Using the identity too liberally would give the illusion of mostly structural factors at play and underplay the impact of policy choices. That is the recurrent feeling from reading that Piketty is showing what's absolutely undisputable but very mindful of pointing out to political causes, even as he reminds us that they are a crucial component. I would guess that he is trying to make sure that he cannot be dismissed. After all, his book does not have to be an end point, and he does give you plenty of material do derive your own thoughts and conclusions.
Anyway, this part two provided a great description of the evolutions of Capital, something that is surprisingly rarely studied for societies living in a system called "Capitalism". The reasons for this silence may well lie in the next part, about inequalities.
Part Three - The Structure of Inequalities
I will not have very much to add or comment on that part, where Piketty is clearly in his element. Actually, since much of my understanding has been derived from his work, it is unsurprising that I would not change much from the descriptive parts.
But I must mention that it is very clearly written, and that, while little may be news to those who have read every Piketty (and Saez) paper that they could find over the past few years, it is illuminating.
In his Chapter 8 - the Two Worlds, Piketty makes the important point (one that pundits like Friedman and Brooks love to ignore) that the top decile really is a mix of very different realities, and even the top centile still is the top 1/1000 and the rest. Actually, the point is so strong that I feel he could have concentrated on the top 1/1000 even more (certainly for English-speaking countries), but I glanced at the rest of the book and see him doing so.
Piketty contrasts France (the longest data series, and a somewhat trending egalitarian country, if not to the 80s Scandinavian level) with USA (which, although the others are a few years behind, you could use for English-speaking countries in general), which is in an entirely new experiment with inequalities for a developed country.
Much has been made by reviewers of the point that the new experience in inequality in the US is a labour revenue phenomenon. However, it appears to be a combination: the first centile of wages received just over 10% of wages in the US in 2010; the first centile of revenues (thus including capital) received 20% of all revenues. For France, the corresponding numbers are around 7% and 9%. It's hard to refute Piketty's description of a general rise in inequality.
There is little to add to his excellent work -and the stagnation of capital revenues (except for housing rental) in France that he showed in chapter 5 were a hint of the gap between the two countries. Piketty also evokes the fact that tax havens have greatly expanded, so that the reality of capital inequalities is probably highly understated by the data (true for both countries, but believing recent articles probably much more so of USA).
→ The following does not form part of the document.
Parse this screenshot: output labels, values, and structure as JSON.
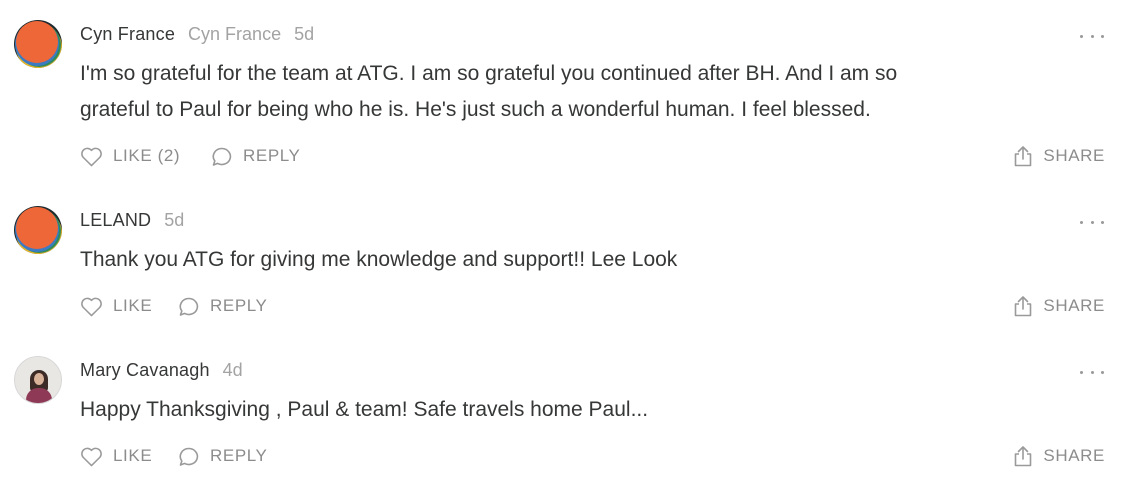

Still, one thing I have not seen mentioned but which seems important is the difference in pension systems. As far as I understand it, a pension through capitalisation system would pretty much force everyone to hold capital (even if in the form of Social Security assets in USA), whereas one by repartition such as in France would not. This should have a strong effect of reducing capital inequalities for countries with a capitalised system. That France should nevertheless have significantly lower inequalities thus speaks volumes.
I'll stop this set of notes at the end of chapter 8
Cross-posted on my blog Anachronicles